== Exercise brief ==
Restate the whole of the data verbatim, omitting nothing.

== Data for the task ==
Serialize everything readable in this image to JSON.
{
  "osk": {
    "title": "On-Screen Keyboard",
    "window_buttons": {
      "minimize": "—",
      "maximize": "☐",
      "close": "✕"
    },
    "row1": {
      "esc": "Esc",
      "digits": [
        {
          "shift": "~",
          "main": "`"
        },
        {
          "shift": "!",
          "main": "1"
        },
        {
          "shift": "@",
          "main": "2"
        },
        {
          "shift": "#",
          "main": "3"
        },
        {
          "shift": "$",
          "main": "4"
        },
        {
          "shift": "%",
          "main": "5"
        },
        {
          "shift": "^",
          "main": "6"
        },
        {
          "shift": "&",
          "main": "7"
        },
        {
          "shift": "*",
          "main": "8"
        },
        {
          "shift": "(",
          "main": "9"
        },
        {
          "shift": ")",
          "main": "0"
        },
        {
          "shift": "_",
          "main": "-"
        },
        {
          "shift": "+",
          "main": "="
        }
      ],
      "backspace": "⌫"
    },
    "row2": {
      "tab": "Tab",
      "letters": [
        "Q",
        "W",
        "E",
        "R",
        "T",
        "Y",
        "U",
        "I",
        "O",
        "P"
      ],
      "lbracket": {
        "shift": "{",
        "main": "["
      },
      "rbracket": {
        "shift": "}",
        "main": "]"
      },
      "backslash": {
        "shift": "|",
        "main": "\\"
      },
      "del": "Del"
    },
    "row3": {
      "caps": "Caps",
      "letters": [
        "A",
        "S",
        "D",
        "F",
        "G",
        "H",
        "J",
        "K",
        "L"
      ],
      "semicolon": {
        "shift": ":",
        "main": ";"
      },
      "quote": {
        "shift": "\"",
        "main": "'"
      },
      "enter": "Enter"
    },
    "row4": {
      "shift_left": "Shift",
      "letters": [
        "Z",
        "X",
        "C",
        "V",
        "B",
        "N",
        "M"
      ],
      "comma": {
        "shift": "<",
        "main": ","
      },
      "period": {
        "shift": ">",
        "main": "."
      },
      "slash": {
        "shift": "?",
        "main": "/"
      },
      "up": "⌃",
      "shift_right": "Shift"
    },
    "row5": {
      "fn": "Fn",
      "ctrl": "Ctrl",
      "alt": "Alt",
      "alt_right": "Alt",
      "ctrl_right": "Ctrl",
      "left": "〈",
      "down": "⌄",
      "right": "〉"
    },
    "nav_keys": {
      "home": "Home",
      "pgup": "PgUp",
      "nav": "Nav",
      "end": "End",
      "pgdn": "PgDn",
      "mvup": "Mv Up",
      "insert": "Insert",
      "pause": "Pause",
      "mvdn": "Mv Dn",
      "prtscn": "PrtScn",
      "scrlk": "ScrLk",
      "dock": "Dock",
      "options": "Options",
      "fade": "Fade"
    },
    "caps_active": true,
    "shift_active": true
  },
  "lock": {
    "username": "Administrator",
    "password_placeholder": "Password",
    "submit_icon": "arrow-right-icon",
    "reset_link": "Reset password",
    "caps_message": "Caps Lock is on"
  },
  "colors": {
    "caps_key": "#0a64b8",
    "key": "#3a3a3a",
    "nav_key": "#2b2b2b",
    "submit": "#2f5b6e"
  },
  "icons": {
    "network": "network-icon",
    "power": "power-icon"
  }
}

== Solution for this exercise ==
Serialize everything readable in this image to JSON.
{
  "osk": {
    "title": "On-Screen Keyboard",
    "window_buttons": {
      "minimize": "—",
      "maximize": "☐",
      "close": "✕"
    },
    "row1": {
      "esc": "Esc",
      "digits": [
        {
          "shift": "~",
          "main": "`"
        },
        {
          "shift": "!",
          "main": "1"
        },
        {
          "shift": "@",
          "main": "2"
        },
        {
          "shift": "#",
          "main": "3"
        },
        {
          "shift": "$",
          "main": "4"
        },
        {
          "shift": "%",
          "main": "5"
        },
        {
          "shift": "^",
          "main": "6"
        },
        {
          "shift": "&",
          "main": "7"
        },
        {
          "shift": "*",
          "main": "8"
        },
        {
          "shift": "(",
          "main": "9"
        },
        {
          "shift": ")",
          "main": "0"
        },
        {
          "shift": "_",
          "main": "-"
        },
        {
          "shift": "+",
          "main": "="
        }
      ],
      "backspace": "⌫"
    },
    "row2": {
      "tab": "Tab",
      "letters": [
        "Q",
        "W",
        "E",
        "R",
        "T",
        "Y",
        "U",
        "I",
        "O",
        "P"
      ],
      "lbracket": {
        "shift": "{",
        "main": "["
      },
      "rbracket": {
        "shift": "}",
        "main": "]"
      },
      "backslash": {
        "shift": "|",
        "main": "\\"
      },
      "del": "Del"
    },
    "row3": {
      "caps": "Caps",
      "letters": [
        "A",
        "S",
        "D",
        "F",
        "G",
        "H",
        "J",
        "K",
        "L"
      ],
      "semicolon": {
        "shift": ":",
        "main": ";"
      },
      "quote": {
        "shift": "\"",
        "main": "'"
      },
      "enter": "Enter"
    },
    "row4": {
      "shift_left": "Shift",
      "letters": [
        "Z",
        "X",
        "C",
        "V",
        "B",
        "N",
        "M"
      ],
      "comma": {
        "shift": "<",
        "main": ","
      },
      "period": {
        "shift": ">",
        "main": "."
      },
      "slash": {
        "shift": "?",
        "main": "/"
      },
      "up": "⌃",
      "shift_right": "Shift"
    },
    "row5": {
      "fn": "Fn",
      "ctrl": "Ctrl",
      "alt": "Alt",
      "alt_right": "Alt",
      "ctrl_right": "Ctrl",
      "left": "〈",
      "down": "⌄",
      "right": "〉"
    },
    "nav_keys": {
      "home": "Home",
      "pgup": "PgUp",
      "nav": "Nav",
      "end": "End",
      "pgdn": "PgDn",
      "mvup": "Mv Up",
      "insert": "Insert",
      "pause": "Pause",
      "mvdn": "Mv Dn",
      "prtscn": "PrtScn",
      "scrlk": "ScrLk",
      "dock": "Dock",
      "options": "Options",
      "fade": "Fade"
    },
    "caps_active": true,
    "shift_active": true
  },
  "lock": {
    "username": "Administrator",
    "password_placeholder": "Password",
    "submit_icon": "arrow-right-icon",
    "reset_link": "Reset password",
    "caps_message": "Caps Lock is on"
  },
  "colors": {
    "caps_key": "#0a64b8",
    "key": "#3a3a3a",
    "nav_key": "#2b2b2b",
    "submit": "#2f5b6e"
  },
  "icons": {
    "network": "network-icon",
    "power": "power-icon"
  }
}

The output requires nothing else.